[[ Data shown open ]]

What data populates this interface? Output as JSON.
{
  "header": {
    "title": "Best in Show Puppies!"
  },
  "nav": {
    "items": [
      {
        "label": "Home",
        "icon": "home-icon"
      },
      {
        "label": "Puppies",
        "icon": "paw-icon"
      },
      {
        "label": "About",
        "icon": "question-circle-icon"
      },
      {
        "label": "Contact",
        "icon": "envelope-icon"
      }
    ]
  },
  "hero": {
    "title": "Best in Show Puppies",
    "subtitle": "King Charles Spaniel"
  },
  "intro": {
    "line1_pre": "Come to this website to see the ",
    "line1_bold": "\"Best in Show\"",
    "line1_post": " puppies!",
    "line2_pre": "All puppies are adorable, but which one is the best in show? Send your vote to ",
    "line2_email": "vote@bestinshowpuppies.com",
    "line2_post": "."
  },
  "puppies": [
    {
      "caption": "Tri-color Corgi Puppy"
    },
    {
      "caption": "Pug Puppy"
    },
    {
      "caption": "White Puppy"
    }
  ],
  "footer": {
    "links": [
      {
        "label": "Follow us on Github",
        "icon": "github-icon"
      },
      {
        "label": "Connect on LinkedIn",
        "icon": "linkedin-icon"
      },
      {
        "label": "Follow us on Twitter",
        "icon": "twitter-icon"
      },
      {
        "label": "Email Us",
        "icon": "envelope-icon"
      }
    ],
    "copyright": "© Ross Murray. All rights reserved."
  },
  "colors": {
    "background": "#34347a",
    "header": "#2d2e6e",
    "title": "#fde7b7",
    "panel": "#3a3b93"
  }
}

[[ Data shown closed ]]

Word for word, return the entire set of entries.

Exercise answer:
What data populates this interface? Output as JSON.
{
  "header": {
    "title": "Best in Show Puppies!"
  },
  "nav": {
    "items": [
      {
        "label": "Home",
        "icon": "home-icon"
      },
      {
        "label": "Puppies",
        "icon": "paw-icon"
      },
      {
        "label": "About",
        "icon": "question-circle-icon"
      },
      {
        "label": "Contact",
        "icon": "envelope-icon"
      }
    ]
  },
  "hero": {
    "title": "Best in Show Puppies",
    "subtitle": "King Charles Spaniel"
  },
  "intro": {
    "line1_pre": "Come to this website to see the ",
    "line1_bold": "\"Best in Show\"",
    "line1_post": " puppies!",
    "line2_pre": "All puppies are adorable, but which one is the best in show? Send your vote to ",
    "line2_email": "vote@bestinshowpuppies.com",
    "line2_post": "."
  },
  "puppies": [
    {
      "caption": "Tri-color Corgi Puppy"
    },
    {
      "caption": "Pug Puppy"
    },
    {
      "caption": "White Puppy"
    }
  ],
  "footer": {
    "links": [
      {
        "label": "Follow us on Github",
        "icon": "github-icon"
      },
      {
        "label": "Connect on LinkedIn",
        "icon": "linkedin-icon"
      },
      {
        "label": "Follow us on Twitter",
        "icon": "twitter-icon"
      },
      {
        "label": "Email Us",
        "icon": "envelope-icon"
      }
    ],
    "copyright": "© Ross Murray. All rights reserved."
  },
  "colors": {
    "background": "#34347a",
    "header": "#2d2e6e",
    "title": "#fde7b7",
    "panel": "#3a3b93"
  }
}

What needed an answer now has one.